For the past 6 years, e-Yantra’s National Robotics Competition has been growing exponentially from 4,500 registrations in 2012 to 23,500 registrations (5,932 teams) last year despite falling engineering college seats (30% YoY). This competition teaches hardcore engineering skills through a scalable competition paradigm. Most importantly, it needs no expense on the part of selected participants – e-Yantra provides the kit, training and guidance and even a travel allowance and boarding/ lodging at IIT Bombay for the duration of the finals at IIT Bombay.
Whereas the competition engages annually with students, e-Yantra has extended its contact with students and teachers by setting up robotics lab in colleges throughout the country. A college invests Rs. 2 lakh in basic equipment and nominates four teachers who are trained by e-Yantra over a period of 6 months. Training involves a two-day face-to-face workshop followed by a online Task Based Training (TBT).
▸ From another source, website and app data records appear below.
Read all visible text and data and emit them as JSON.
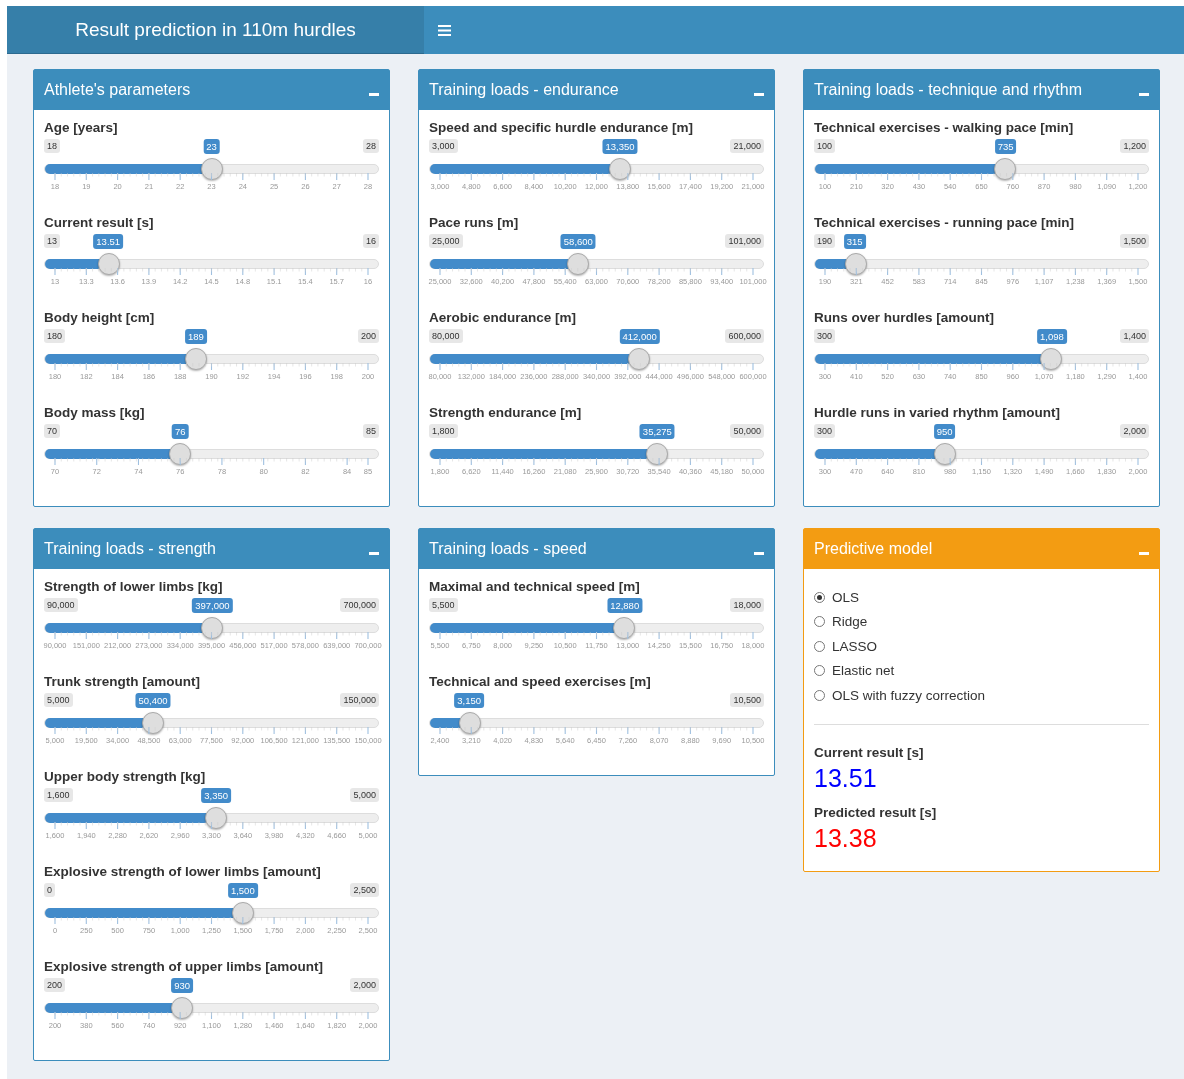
{
  "header": {
    "title": "Result prediction in 110m hurdles"
  },
  "panels": [
    {
      "kind": "sliders",
      "title": "Athlete's parameters",
      "sliders": [
        {
          "label": "Age [years]",
          "min": "18",
          "max": "28",
          "value": "23",
          "level": 0.5,
          "ticks": [
            "18",
            "19",
            "20",
            "21",
            "22",
            "23",
            "24",
            "25",
            "26",
            "27",
            "28"
          ]
        },
        {
          "label": "Current result [s]",
          "min": "13",
          "max": "16",
          "value": "13.51",
          "level": 0.17,
          "ticks": [
            "13",
            "13.3",
            "13.6",
            "13.9",
            "14.2",
            "14.5",
            "14.8",
            "15.1",
            "15.4",
            "15.7",
            "16"
          ]
        },
        {
          "label": "Body height [cm]",
          "min": "180",
          "max": "200",
          "value": "189",
          "level": 0.45,
          "ticks": [
            "180",
            "182",
            "184",
            "186",
            "188",
            "190",
            "192",
            "194",
            "196",
            "198",
            "200"
          ]
        },
        {
          "label": "Body mass [kg]",
          "min": "70",
          "max": "85",
          "value": "76",
          "level": 0.4,
          "ticks": [
            "70",
            "72",
            "74",
            "76",
            "78",
            "80",
            "82",
            "84",
            "85"
          ]
        }
      ]
    },
    {
      "kind": "sliders",
      "title": "Training loads - endurance",
      "sliders": [
        {
          "label": "Speed and specific hurdle endurance [m]",
          "min": "3,000",
          "max": "21,000",
          "value": "13,350",
          "level": 0.575,
          "ticks": [
            "3,000",
            "4,800",
            "6,600",
            "8,400",
            "10,200",
            "12,000",
            "13,800",
            "15,600",
            "17,400",
            "19,200",
            "21,000"
          ]
        },
        {
          "label": "Pace runs [m]",
          "min": "25,000",
          "max": "101,000",
          "value": "58,600",
          "level": 0.442,
          "ticks": [
            "25,000",
            "32,600",
            "40,200",
            "47,800",
            "55,400",
            "63,000",
            "70,600",
            "78,200",
            "85,800",
            "93,400",
            "101,000"
          ]
        },
        {
          "label": "Aerobic endurance [m]",
          "min": "80,000",
          "max": "600,000",
          "value": "412,000",
          "level": 0.638,
          "ticks": [
            "80,000",
            "132,000",
            "184,000",
            "236,000",
            "288,000",
            "340,000",
            "392,000",
            "444,000",
            "496,000",
            "548,000",
            "600,000"
          ]
        },
        {
          "label": "Strength endurance [m]",
          "min": "1,800",
          "max": "50,000",
          "value": "35,275",
          "level": 0.6945,
          "ticks": [
            "1,800",
            "6,620",
            "11,440",
            "16,260",
            "21,080",
            "25,900",
            "30,720",
            "35,540",
            "40,360",
            "45,180",
            "50,000"
          ]
        }
      ]
    },
    {
      "kind": "sliders",
      "title": "Training loads - technique and rhythm",
      "sliders": [
        {
          "label": "Technical exercises - walking pace [min]",
          "min": "100",
          "max": "1,200",
          "value": "735",
          "level": 0.577,
          "ticks": [
            "100",
            "210",
            "320",
            "430",
            "540",
            "650",
            "760",
            "870",
            "980",
            "1,090",
            "1,200"
          ]
        },
        {
          "label": "Technical exercises - running pace [min]",
          "min": "190",
          "max": "1,500",
          "value": "315",
          "level": 0.095,
          "ticks": [
            "190",
            "321",
            "452",
            "583",
            "714",
            "845",
            "976",
            "1,107",
            "1,238",
            "1,369",
            "1,500"
          ]
        },
        {
          "label": "Runs over hurdles [amount]",
          "min": "300",
          "max": "1,400",
          "value": "1,098",
          "level": 0.725,
          "ticks": [
            "300",
            "410",
            "520",
            "630",
            "740",
            "850",
            "960",
            "1,070",
            "1,180",
            "1,290",
            "1,400"
          ]
        },
        {
          "label": "Hurdle runs in varied rhythm [amount]",
          "min": "300",
          "max": "2,000",
          "value": "950",
          "level": 0.382,
          "ticks": [
            "300",
            "470",
            "640",
            "810",
            "980",
            "1,150",
            "1,320",
            "1,490",
            "1,660",
            "1,830",
            "2,000"
          ]
        }
      ]
    },
    {
      "kind": "sliders",
      "title": "Training loads - strength",
      "sliders": [
        {
          "label": "Strength of lower limbs [kg]",
          "min": "90,000",
          "max": "700,000",
          "value": "397,000",
          "level": 0.503,
          "ticks": [
            "90,000",
            "151,000",
            "212,000",
            "273,000",
            "334,000",
            "395,000",
            "456,000",
            "517,000",
            "578,000",
            "639,000",
            "700,000"
          ]
        },
        {
          "label": "Trunk strength [amount]",
          "min": "5,000",
          "max": "150,000",
          "value": "50,400",
          "level": 0.313,
          "ticks": [
            "5,000",
            "19,500",
            "34,000",
            "48,500",
            "63,000",
            "77,500",
            "92,000",
            "106,500",
            "121,000",
            "135,500",
            "150,000"
          ]
        },
        {
          "label": "Upper body strength [kg]",
          "min": "1,600",
          "max": "5,000",
          "value": "3,350",
          "level": 0.515,
          "ticks": [
            "1,600",
            "1,940",
            "2,280",
            "2,620",
            "2,960",
            "3,300",
            "3,640",
            "3,980",
            "4,320",
            "4,660",
            "5,000"
          ]
        },
        {
          "label": "Explosive strength of lower limbs [amount]",
          "min": "0",
          "max": "2,500",
          "value": "1,500",
          "level": 0.6,
          "ticks": [
            "0",
            "250",
            "500",
            "750",
            "1,000",
            "1,250",
            "1,500",
            "1,750",
            "2,000",
            "2,250",
            "2,500"
          ]
        },
        {
          "label": "Explosive strength of upper limbs [amount]",
          "min": "200",
          "max": "2,000",
          "value": "930",
          "level": 0.406,
          "ticks": [
            "200",
            "380",
            "560",
            "740",
            "920",
            "1,100",
            "1,280",
            "1,460",
            "1,640",
            "1,820",
            "2,000"
          ]
        }
      ]
    },
    {
      "kind": "sliders",
      "title": "Training loads - speed",
      "sliders": [
        {
          "label": "Maximal and technical speed [m]",
          "min": "5,500",
          "max": "18,000",
          "value": "12,880",
          "level": 0.59,
          "ticks": [
            "5,500",
            "6,750",
            "8,000",
            "9,250",
            "10,500",
            "11,750",
            "13,000",
            "14,250",
            "15,500",
            "16,750",
            "18,000"
          ]
        },
        {
          "label": "Technical and speed exercises [m]",
          "max": "10,500",
          "value": "3,150",
          "level": 0.093,
          "ticks": [
            "2,400",
            "3,210",
            "4,020",
            "4,830",
            "5,640",
            "6,450",
            "7,260",
            "8,070",
            "8,880",
            "9,690",
            "10,500"
          ]
        }
      ]
    },
    {
      "kind": "model",
      "title": "Predictive model",
      "options": [
        {
          "label": "OLS",
          "selected": true
        },
        {
          "label": "Ridge",
          "selected": false
        },
        {
          "label": "LASSO",
          "selected": false
        },
        {
          "label": "Elastic net",
          "selected": false
        },
        {
          "label": "OLS with fuzzy correction",
          "selected": false
        }
      ],
      "results": [
        {
          "label": "Current result [s]",
          "value": "13.51",
          "color": "#0000ff"
        },
        {
          "label": "Predicted result [s]",
          "value": "13.38",
          "color": "#ff0000"
        }
      ]
    }
  ]
}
Now that this IIT-based project has reached critical mass, it seeks to make a major difference to the ‘Make in India’ initiatives in the country by directing the activities in e-Yantra labs towards local industry. The e-Yantra Symposium is an attempt to reach out to industry, where the team will present a ‘report card’ of the project and their model for academia-industry engagement. This will be followed by a panel discussion on how this potent model may best be used for academia-industry engagement.
Following the panel discussion, there will be talks in an inspirational vein for the finalists and teachers being hosted at IIT Bombay. The speakers include Prof. Dinesh Singh (ex-VC, Delhi University), PV Subramanyam (financial consultant) and Rashmi Bansal (author).
Visitors also have a chance to browse the finalists of the e-Yantra Ideas Competition exhibits where students from regional e-Yantra labs have turned problems into opportunities to solve local problems using the resources of the e-Yantra lab in their college. Prof. Kavi Arya (Principal Investigator, e-Yantra) believes this to be an important beginning to the startup model being proposed.
Almost 40+ IIT Bombay faculty across departments have volunteered to help evaluate the finalists of the two competitions. Says Dr. Krishna Lala, Sr. Project manager of e-Yantra, “This just shows that technology is a passion all around for IIT teachers”. Dr. Saraswathi Krithivasan, Sr. Project Manager suggests, “The students who have worked hard to reach the finals have the envied privilege of being grilled in depth about their work by IIT faculty”.
The goal is the much-coveted prize of a six-week paid summer internship with the e-Yantra team where they get the opportunity to work 24×7 on ambitious technical projects under the guidance of e-Yantra mentors and exposure to a host of training in soft skills, theatre workshops, meditation sessions, lectures on history and so on.
This year, Prof. Arya plans to travel around the country helping connect these labs to industry. e-Yantra has a working platform and he has tasked himself to get the word out to industry to engage with its labs. “We owe it to the young talent who have been failed by our education system but have so much to contribute to society. e-Yantra wishes to inspire the new generation to think of itself differently: not just as knowledge consumers but also as knowledge creators,” he said. e-Yantra is definitely showing the way.
A detailed schedule is at: